  • Hamilton (3 of 4), Delgado (3 of 4), Green (3 of 4), Cameron (3 of 4), Mark Whiten (all 4), Chuck Klein (all 4), and Lou Gehrig (all 4) hit their homers predominantly or exclusively against pitchers who threw with the opposite arm relative to the handedness of the batters' swings. To really know if there's any significance to this statistic, we would need to know the percentages of opposite-hand match-ups in all at-bats and all home-run at-bats in MLB generally.
  • Among the 14 players whose home-run innings can be documented, all except Schmidt, Colavito, and Pat Seerey got off to a quick start by homering in the first or second inning.

Wednesday, May 02, 2012

L.A. Kings Dominating Their NHL Playoff Series

The big surprise of the National Hockey League playoffs thus far is the largely dominant play of the Los Angeles Kings.
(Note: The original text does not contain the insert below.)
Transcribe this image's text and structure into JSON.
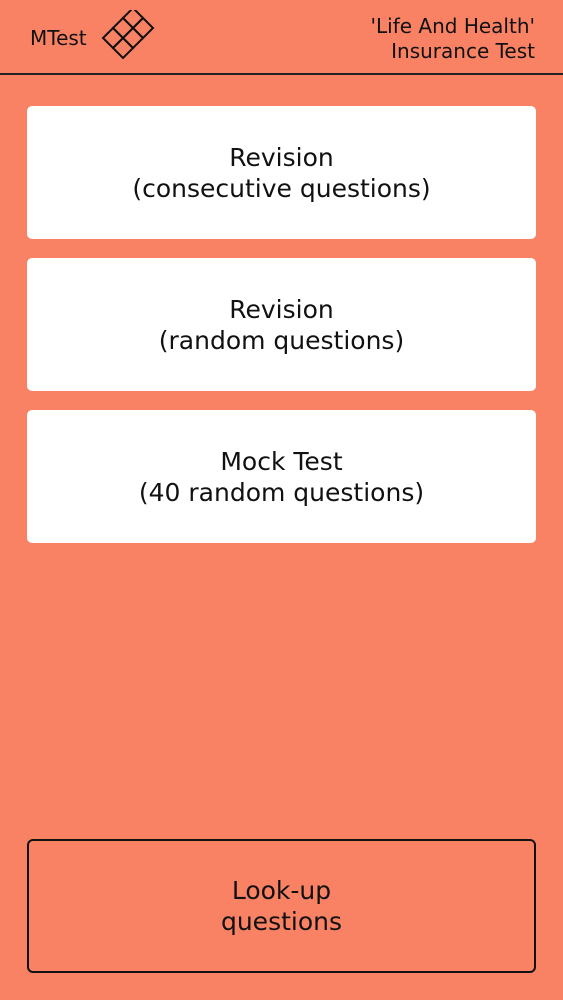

The Kings qualified for the playoffs as the eighth (and final) seed in the Western Conference, but easily dispatched No. 1 seed Vancouver in the first round, four games to one, and are currently leading No. 2 seed St. Louis two games to none in the second round. Other than during a possible letdown after winning the first three games against the Canucks, the Kings have hardly been challenged.

I created the chart below to illustrate how many minutes, cumulatively, the Kings (in purple) and their opponents (in light blue) have held the lead in the two series (you may click on the graphic to enlarge it). Links to box scores of all the Kings' games are available here. To walk through an example, in Game 1 vs. Vancouver, the Canucks scored first 4 minutes and 17 seconds into the contest, thus coloring the chart blue. The Kings then scored 13:31 into the game, tying things up and returning the tracker to white. L.A. scored the next goal, 16:33 into the second period, bringing purple coloration. And so forth.

As circled in red, Vancouver led for only 9 minutes and 14 seconds total in the first three games (180 minutes) of the Kings-Canucks series. Now, two games into the Kings-Blues series -- both played at the home of the Gateway Arch   -- St. Louis has led during only 7:42 of the 120 minutes played.

The Kings and Blues resume their series tomorrow night in Los Angeles. Fortunes can change in a hurry in hockey, especially with the seemingly random bounces of the puck. For now, though, the Kings seem to have the right formula.